* [What the task requires]: Your result will be the set of lines with "communication", copied from the material below.

----------

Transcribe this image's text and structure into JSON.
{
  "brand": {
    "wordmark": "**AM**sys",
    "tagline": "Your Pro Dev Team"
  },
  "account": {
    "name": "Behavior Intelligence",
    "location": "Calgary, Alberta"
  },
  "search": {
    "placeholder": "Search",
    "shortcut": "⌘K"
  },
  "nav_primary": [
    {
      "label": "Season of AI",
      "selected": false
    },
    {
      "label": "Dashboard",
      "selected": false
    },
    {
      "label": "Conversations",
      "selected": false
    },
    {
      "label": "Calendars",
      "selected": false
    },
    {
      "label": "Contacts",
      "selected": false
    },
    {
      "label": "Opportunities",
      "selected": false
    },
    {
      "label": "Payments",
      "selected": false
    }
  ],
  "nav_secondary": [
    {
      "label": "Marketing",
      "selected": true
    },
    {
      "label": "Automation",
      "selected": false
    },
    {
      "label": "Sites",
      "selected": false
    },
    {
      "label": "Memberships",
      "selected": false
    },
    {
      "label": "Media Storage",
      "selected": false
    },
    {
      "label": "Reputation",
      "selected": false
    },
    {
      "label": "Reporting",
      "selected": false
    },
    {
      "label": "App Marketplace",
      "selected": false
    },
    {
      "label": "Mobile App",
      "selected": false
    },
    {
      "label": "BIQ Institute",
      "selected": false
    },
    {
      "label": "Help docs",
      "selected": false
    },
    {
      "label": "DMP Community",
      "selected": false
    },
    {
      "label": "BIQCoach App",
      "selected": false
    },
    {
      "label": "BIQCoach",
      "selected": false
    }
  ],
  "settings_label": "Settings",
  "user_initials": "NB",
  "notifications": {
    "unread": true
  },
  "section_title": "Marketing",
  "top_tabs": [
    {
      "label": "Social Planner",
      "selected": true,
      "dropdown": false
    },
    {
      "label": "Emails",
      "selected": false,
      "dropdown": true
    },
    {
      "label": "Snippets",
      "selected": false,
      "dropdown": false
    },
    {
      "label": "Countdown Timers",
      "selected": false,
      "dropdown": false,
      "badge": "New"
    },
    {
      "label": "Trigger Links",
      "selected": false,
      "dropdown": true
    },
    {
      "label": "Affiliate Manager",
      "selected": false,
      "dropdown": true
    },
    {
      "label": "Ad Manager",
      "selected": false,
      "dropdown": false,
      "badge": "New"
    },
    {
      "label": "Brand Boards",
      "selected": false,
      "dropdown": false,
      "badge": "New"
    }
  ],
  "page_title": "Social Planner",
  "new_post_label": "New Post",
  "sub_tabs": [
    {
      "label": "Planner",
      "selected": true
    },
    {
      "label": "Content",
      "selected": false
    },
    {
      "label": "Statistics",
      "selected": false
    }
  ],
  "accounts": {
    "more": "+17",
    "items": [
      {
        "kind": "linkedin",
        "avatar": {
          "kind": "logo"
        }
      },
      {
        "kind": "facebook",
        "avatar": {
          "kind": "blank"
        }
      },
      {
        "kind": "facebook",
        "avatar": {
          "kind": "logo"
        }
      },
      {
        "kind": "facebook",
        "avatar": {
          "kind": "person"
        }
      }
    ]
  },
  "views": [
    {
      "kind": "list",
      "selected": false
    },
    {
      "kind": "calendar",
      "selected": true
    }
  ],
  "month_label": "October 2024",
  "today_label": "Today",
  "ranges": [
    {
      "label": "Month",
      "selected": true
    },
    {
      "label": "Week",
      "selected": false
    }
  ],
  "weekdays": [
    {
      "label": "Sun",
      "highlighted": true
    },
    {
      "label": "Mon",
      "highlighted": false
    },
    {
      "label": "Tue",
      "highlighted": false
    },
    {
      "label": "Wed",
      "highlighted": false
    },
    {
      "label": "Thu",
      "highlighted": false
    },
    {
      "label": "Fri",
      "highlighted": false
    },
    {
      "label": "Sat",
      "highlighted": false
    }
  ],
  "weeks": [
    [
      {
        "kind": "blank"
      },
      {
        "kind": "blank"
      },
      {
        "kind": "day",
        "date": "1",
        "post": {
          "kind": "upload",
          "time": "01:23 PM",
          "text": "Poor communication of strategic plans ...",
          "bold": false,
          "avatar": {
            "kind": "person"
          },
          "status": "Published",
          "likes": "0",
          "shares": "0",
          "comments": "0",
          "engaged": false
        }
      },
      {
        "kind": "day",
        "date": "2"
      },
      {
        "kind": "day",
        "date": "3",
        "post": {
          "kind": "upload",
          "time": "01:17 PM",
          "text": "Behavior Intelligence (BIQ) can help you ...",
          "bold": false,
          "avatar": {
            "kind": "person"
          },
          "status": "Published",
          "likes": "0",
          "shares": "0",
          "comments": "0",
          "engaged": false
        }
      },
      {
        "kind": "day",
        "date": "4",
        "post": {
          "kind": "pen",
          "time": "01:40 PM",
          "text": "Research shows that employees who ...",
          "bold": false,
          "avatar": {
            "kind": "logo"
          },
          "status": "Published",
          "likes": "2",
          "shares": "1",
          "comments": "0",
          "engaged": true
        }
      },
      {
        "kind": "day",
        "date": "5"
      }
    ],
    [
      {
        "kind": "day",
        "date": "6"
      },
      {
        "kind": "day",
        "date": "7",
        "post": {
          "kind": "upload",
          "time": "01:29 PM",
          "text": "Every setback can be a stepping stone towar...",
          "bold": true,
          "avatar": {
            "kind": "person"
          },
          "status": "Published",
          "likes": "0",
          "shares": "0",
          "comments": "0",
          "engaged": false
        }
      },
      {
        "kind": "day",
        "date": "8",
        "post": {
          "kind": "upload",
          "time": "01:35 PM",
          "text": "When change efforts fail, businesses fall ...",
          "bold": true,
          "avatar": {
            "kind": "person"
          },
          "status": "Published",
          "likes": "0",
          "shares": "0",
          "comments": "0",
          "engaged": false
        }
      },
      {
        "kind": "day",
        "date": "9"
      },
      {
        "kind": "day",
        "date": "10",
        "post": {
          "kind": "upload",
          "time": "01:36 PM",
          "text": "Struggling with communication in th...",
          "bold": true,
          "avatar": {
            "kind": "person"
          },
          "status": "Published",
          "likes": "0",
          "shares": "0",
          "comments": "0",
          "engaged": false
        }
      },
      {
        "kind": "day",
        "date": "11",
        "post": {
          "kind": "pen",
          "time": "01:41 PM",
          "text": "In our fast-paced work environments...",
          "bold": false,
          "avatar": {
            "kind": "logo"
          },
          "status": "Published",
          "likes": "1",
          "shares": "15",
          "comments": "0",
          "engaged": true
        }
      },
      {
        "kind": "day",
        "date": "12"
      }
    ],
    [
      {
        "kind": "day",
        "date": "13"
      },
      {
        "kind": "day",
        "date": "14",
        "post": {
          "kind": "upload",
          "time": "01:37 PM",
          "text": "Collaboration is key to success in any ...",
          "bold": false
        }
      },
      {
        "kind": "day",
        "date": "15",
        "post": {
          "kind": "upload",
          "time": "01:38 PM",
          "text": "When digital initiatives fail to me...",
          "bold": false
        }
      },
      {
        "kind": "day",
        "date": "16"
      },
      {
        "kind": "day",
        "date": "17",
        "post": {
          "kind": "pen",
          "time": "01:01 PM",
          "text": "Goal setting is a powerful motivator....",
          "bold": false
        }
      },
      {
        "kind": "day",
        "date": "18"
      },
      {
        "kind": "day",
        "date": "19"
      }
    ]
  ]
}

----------

* [The completed task]:
          "text": "Poor communication of strategic plans ...",
          "text": "Struggling with communication in th...",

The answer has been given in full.